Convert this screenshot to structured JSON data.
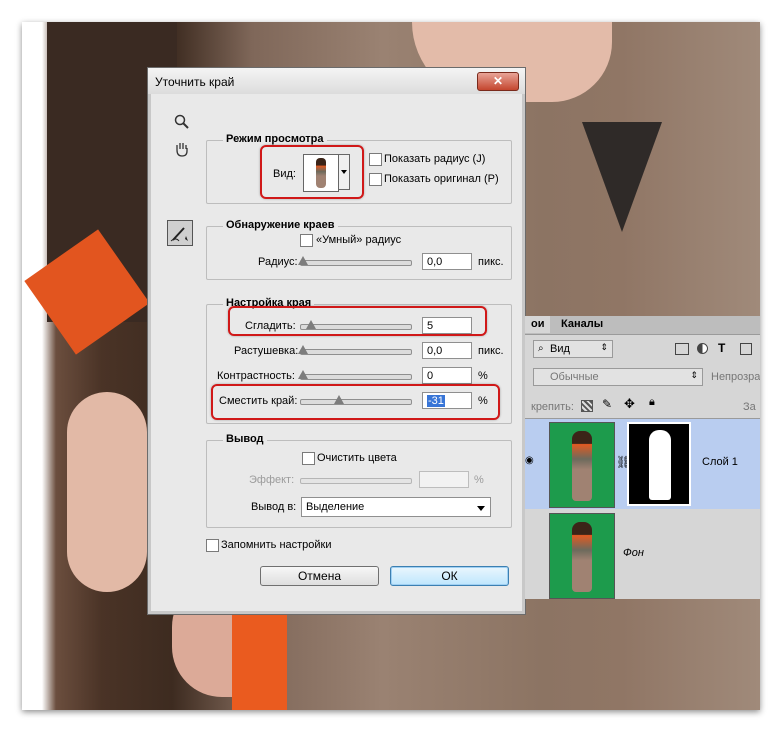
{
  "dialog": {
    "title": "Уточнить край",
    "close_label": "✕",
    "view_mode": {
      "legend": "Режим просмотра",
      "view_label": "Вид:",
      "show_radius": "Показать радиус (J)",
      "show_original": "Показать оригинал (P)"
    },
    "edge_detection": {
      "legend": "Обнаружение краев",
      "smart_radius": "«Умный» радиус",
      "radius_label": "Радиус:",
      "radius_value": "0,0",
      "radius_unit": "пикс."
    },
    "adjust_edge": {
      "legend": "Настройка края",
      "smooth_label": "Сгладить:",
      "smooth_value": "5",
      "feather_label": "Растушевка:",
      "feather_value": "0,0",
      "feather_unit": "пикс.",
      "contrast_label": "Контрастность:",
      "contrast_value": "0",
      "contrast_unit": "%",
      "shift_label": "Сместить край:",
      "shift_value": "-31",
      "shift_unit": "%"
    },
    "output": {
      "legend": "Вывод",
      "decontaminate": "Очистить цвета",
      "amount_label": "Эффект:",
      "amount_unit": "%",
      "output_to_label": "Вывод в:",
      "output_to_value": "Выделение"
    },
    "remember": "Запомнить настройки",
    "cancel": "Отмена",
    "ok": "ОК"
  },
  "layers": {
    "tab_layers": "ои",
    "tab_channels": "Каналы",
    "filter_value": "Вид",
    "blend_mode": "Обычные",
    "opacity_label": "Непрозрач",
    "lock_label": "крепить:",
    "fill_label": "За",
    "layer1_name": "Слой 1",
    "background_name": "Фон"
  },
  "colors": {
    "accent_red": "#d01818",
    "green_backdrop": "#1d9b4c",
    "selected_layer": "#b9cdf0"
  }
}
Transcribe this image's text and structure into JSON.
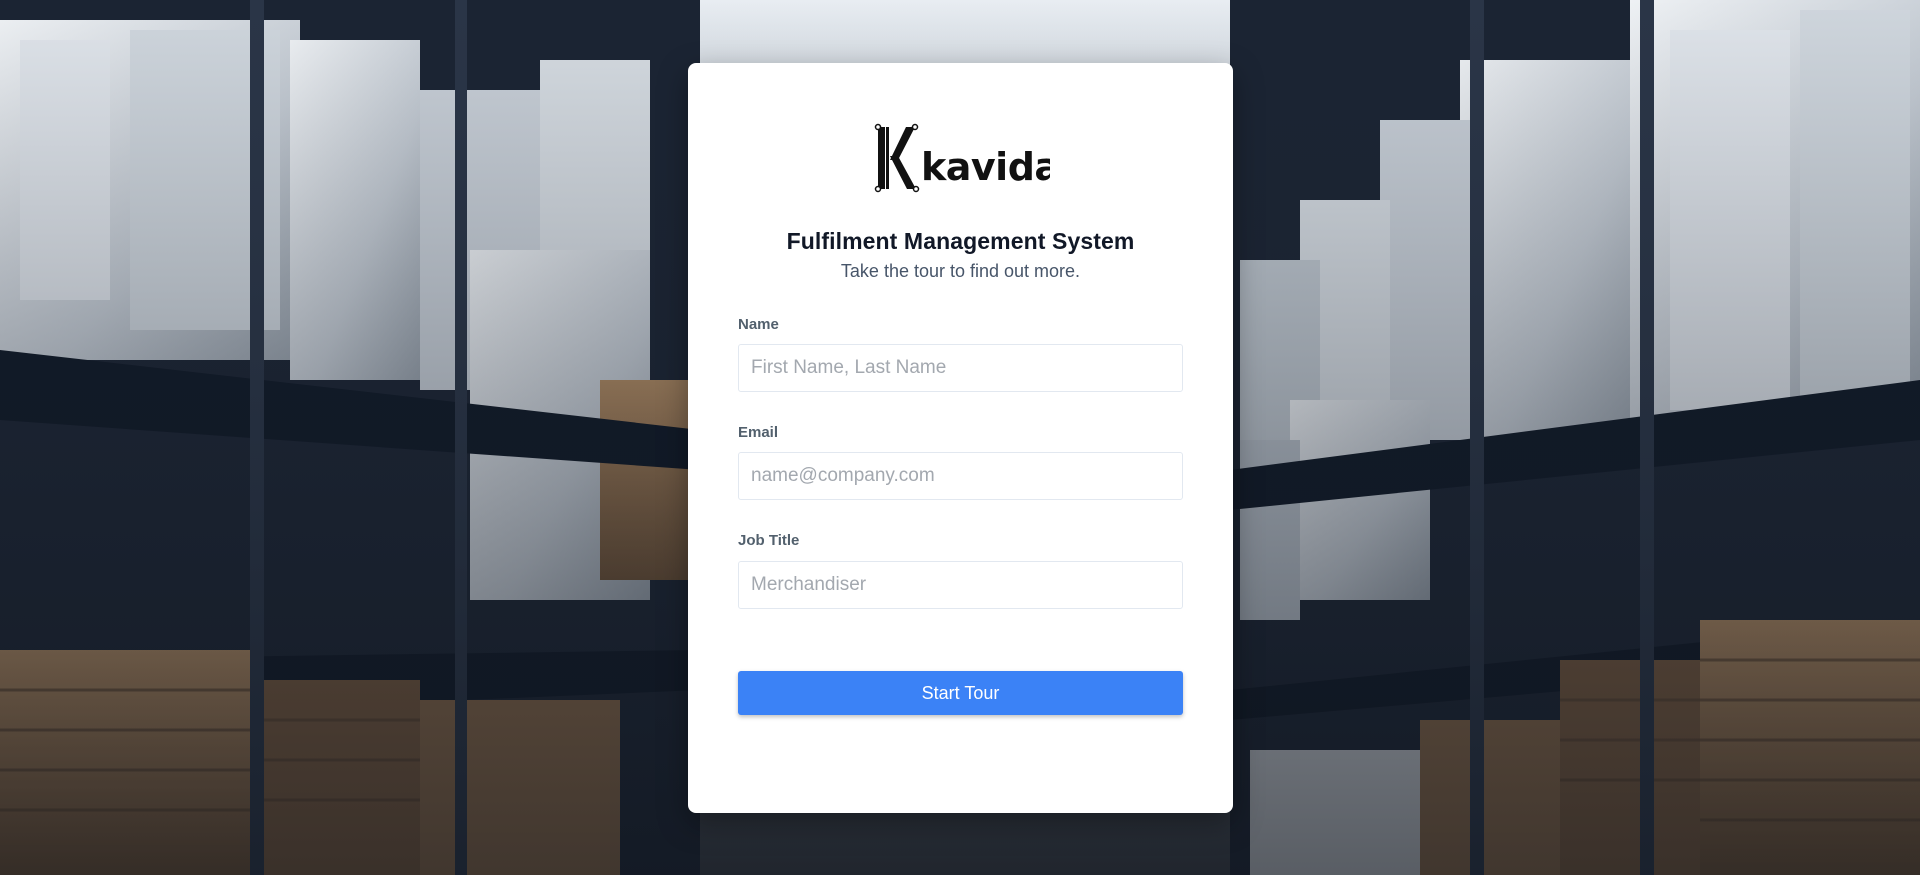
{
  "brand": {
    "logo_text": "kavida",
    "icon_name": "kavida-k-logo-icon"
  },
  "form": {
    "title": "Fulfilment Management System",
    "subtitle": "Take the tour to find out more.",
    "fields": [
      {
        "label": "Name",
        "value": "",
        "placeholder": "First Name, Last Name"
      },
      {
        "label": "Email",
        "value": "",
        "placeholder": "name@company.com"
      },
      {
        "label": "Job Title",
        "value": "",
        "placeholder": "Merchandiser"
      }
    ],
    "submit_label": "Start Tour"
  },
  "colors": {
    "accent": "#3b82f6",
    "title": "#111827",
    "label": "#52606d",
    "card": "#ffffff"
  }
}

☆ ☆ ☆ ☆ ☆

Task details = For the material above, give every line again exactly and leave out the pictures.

Reply =
Convert this screenshot to structured JSON data.
{
  "dialog": {
    "title": "Уточнить край",
    "close_label": "✕",
    "view_mode": {
      "legend": "Режим просмотра",
      "view_label": "Вид:",
      "show_radius": "Показать радиус (J)",
      "show_original": "Показать оригинал (P)"
    },
    "edge_detection": {
      "legend": "Обнаружение краев",
      "smart_radius": "«Умный» радиус",
      "radius_label": "Радиус:",
      "radius_value": "0,0",
      "radius_unit": "пикс."
    },
    "adjust_edge": {
      "legend": "Настройка края",
      "smooth_label": "Сгладить:",
      "smooth_value": "5",
      "feather_label": "Растушевка:",
      "feather_value": "0,0",
      "feather_unit": "пикс.",
      "contrast_label": "Контрастность:",
      "contrast_value": "0",
      "contrast_unit": "%",
      "shift_label": "Сместить край:",
      "shift_value": "-31",
      "shift_unit": "%"
    },
    "output": {
      "legend": "Вывод",
      "decontaminate": "Очистить цвета",
      "amount_label": "Эффект:",
      "amount_unit": "%",
      "output_to_label": "Вывод в:",
      "output_to_value": "Выделение"
    },
    "remember": "Запомнить настройки",
    "cancel": "Отмена",
    "ok": "ОК"
  },
  "layers": {
    "tab_layers": "ои",
    "tab_channels": "Каналы",
    "filter_value": "Вид",
    "blend_mode": "Обычные",
    "opacity_label": "Непрозрач",
    "lock_label": "крепить:",
    "fill_label": "За",
    "layer1_name": "Слой 1",
    "background_name": "Фон"
  },
  "colors": {
    "accent_red": "#d01818",
    "green_backdrop": "#1d9b4c",
    "selected_layer": "#b9cdf0"
  }
}
Transcribe this image's text and structure into JSON.
{
  "brand": {
    "logo_text": "kavida",
    "icon_name": "kavida-k-logo-icon"
  },
  "form": {
    "title": "Fulfilment Management System",
    "subtitle": "Take the tour to find out more.",
    "fields": [
      {
        "label": "Name",
        "value": "",
        "placeholder": "First Name, Last Name"
      },
      {
        "label": "Email",
        "value": "",
        "placeholder": "name@company.com"
      },
      {
        "label": "Job Title",
        "value": "",
        "placeholder": "Merchandiser"
      }
    ],
    "submit_label": "Start Tour"
  },
  "colors": {
    "accent": "#3b82f6",
    "title": "#111827",
    "label": "#52606d",
    "card": "#ffffff"
  }
}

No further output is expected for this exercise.